Power – 420 KW

Torque –  820 N.M

0-100km/h – 5,0 SECONDS

Price – POA

Honda Civic Type R

Although this car has been on our roads for a while now, the first ever turbo-charged Civic Type R still turns heads

The current Type R pushes the limits when it comes to the looks department, though. Initially you notice the rather large rear spoiler, which is more like a wing than a spoiler. This is a dual spoiler, with the lower one at the base of the rear windscreen. As you start to look carefully at the car you notice the quad tail pipes, rear diffuser, and central rear fog light. This completes the racing car look from the rear, which is what most drivers will see of this car. When you move around the car, you see the low stance and bulging low-profile tyres and bulging rear fender, which is only outdone by the front fender. This fender shows just how far Honda has taken the racing design. This front fender bulges out to expose a vent just in front of the door and at the top it has shark-like gills: all of this to keep the Bremo racing brakes cool.

Up front the white headlight surrounds and high gloss black in the centre of the bumper and front spoiler lend the car some sophistication. Overall the Civic Type R looks like it is more at home on the track than on the road.

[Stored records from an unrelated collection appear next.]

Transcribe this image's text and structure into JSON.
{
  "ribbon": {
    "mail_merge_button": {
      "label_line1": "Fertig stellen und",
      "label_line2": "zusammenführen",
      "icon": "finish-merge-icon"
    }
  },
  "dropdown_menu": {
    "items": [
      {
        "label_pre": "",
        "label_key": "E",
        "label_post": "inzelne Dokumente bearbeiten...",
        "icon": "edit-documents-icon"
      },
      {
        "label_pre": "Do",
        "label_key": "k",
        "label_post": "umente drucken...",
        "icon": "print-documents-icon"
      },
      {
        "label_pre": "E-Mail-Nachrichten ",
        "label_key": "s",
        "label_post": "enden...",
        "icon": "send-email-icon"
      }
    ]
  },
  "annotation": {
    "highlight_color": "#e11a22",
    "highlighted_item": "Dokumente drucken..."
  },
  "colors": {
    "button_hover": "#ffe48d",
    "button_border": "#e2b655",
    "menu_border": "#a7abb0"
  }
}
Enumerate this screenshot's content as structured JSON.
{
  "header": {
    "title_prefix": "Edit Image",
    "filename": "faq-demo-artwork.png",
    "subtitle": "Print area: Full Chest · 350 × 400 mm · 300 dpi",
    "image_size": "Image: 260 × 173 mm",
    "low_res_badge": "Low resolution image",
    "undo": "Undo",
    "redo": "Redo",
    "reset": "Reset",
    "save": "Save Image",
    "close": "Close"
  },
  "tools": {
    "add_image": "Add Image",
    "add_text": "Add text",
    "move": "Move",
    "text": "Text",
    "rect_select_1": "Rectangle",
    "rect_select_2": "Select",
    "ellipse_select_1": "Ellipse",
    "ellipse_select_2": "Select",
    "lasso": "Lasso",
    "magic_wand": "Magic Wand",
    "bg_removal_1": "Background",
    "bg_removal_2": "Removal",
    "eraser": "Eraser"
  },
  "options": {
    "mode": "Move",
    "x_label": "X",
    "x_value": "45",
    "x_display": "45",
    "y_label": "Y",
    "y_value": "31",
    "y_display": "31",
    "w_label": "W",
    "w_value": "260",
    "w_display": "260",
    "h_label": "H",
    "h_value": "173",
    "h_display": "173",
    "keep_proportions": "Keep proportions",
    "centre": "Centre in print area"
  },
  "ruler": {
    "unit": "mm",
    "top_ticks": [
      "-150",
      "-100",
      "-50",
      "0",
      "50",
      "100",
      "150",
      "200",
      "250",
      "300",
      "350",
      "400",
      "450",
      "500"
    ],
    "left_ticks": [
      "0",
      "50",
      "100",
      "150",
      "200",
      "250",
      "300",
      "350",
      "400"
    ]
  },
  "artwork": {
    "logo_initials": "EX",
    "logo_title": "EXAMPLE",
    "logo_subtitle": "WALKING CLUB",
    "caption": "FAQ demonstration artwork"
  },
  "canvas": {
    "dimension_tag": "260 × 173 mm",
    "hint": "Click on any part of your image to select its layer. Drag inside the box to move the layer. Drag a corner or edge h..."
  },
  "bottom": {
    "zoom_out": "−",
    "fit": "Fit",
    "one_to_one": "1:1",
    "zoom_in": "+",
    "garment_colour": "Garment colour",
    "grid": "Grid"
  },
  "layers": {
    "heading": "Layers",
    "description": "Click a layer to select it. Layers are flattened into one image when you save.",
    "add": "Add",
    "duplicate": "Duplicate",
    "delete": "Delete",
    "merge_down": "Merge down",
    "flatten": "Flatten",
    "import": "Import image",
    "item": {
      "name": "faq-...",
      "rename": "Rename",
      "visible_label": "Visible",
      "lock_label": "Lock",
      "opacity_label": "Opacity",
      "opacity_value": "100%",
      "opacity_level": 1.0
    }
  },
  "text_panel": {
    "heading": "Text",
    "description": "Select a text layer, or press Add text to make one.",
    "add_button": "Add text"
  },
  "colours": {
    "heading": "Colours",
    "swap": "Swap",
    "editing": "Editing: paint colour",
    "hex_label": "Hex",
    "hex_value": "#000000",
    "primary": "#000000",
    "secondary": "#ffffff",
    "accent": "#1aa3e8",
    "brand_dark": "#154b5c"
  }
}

Although the car is a four door, the rear door handles are just behind the rear window glass, giving the car a somewhat two-door coupé look. Open the doors (which do feel solid) and you are welcomed by track-grade bucket seats covered in red suede with some black accents. When you slip into the snug seats, your hand automatically falls to the round aluminium-covered gearshift. As you get comfy behind the steering wheel, you notice the red centre line on the top section of the wheel. The dashboard has a large rev counter in front of the driver and a digital speedometer in the top section of the dashboard, ensuring you can always keep an eye on your speed. In keeping with the racing car look and feel, as you drive the car and speed up through the rev range, lights come on above either side of the speed read-out. These ultimately meet as they turn red, indicating that you are about to redline and it’s time to change up gears.

As this car is all about the speed, there is an R+ button. This should only be pressed when the road is smooth or if you’re planning to enter the track. The reason is that the steering stiffens, but so does the suspension, as the motor goes into race mode. In fact, in R+ mode the car becomes so stiff that you can feel every bump and stone in the road.

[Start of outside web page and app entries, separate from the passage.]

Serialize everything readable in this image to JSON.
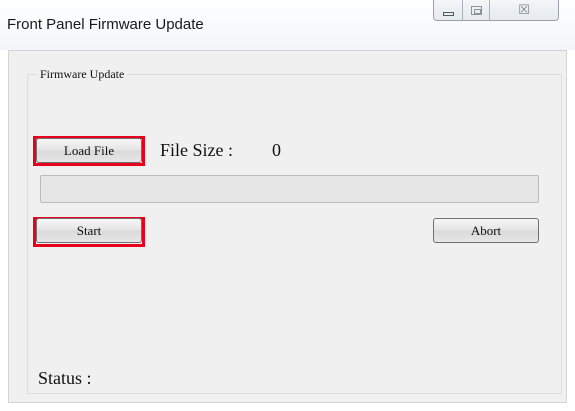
{
  "window": {
    "title": "Front Panel Firmware Update",
    "caption_icons": {
      "minimize": "minimize-icon",
      "maximize": "maximize-icon",
      "close": "close-icon",
      "close_glyph": "☒"
    }
  },
  "firmware_group": {
    "label": "Firmware Update",
    "load_file_label": "Load File",
    "file_size_label": "File Size :",
    "file_size_value": "0",
    "progress_percent": 0,
    "start_label": "Start",
    "abort_label": "Abort"
  },
  "status": {
    "label": "Status :",
    "value": ""
  },
  "colors": {
    "highlight": "#e8001c",
    "panel_background": "#f0f0f0"
  }
}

On the whole this Civic Type R has taken the Civic back to Honda’s racing heritage while managing to keep the vehicle practical. That said, the best part of the car is pushing it to its limits, as it screams as it passes 5 000 rpm on its way to the 7 500 rpm red line.

This car is all fun and I will miss having it in my driveway. If you want a car out of the ordinary and you enjoy white-knuckle thrills, this one has to be on your list.

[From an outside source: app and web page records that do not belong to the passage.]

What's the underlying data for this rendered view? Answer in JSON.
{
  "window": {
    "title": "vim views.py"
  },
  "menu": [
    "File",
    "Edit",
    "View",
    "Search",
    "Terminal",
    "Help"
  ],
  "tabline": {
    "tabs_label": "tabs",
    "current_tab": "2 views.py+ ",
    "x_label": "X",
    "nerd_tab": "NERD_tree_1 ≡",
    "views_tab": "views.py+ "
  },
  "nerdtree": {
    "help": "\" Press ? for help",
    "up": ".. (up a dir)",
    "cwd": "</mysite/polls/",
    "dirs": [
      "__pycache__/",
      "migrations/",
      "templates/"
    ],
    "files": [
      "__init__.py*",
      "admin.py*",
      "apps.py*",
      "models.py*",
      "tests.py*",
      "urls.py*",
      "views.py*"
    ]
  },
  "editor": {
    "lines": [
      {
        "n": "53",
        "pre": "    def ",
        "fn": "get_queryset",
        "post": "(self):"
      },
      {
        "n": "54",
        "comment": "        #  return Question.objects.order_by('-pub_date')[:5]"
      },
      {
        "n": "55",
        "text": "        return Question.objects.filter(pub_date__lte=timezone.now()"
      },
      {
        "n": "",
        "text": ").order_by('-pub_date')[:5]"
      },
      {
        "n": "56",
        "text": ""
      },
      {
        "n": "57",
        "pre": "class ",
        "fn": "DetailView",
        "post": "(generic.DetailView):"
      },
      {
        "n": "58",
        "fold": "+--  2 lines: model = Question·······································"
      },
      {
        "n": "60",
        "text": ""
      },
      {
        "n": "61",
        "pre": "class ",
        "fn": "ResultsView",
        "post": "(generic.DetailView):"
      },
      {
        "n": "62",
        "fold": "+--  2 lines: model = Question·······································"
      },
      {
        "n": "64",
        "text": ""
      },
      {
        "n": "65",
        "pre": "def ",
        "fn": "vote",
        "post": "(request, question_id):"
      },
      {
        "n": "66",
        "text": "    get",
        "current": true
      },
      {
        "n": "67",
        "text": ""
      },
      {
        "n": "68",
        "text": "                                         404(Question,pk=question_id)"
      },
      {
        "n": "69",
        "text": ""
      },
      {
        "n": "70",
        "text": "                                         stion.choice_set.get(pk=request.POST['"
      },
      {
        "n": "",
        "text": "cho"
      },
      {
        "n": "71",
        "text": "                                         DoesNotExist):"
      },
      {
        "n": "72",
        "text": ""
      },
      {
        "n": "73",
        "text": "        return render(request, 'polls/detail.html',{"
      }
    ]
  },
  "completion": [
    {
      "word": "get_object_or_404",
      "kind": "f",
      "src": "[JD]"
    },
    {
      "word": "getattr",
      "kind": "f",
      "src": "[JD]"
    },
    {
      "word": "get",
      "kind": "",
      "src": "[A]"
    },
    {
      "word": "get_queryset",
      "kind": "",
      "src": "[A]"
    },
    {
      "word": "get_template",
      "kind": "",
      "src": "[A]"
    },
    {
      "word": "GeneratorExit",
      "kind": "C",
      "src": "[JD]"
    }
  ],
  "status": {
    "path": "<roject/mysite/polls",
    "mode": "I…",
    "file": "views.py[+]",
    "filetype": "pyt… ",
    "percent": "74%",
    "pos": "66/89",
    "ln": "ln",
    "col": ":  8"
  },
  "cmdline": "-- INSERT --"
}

Engine – 2,0L  4 Cylinder Turbo

Power – 228 KW

Torque –  400 N.M

0-100Km/h – 5,7 SECONDS

Price – From R615 900

AUTHOR l Torque Talk is a member of SAGMJ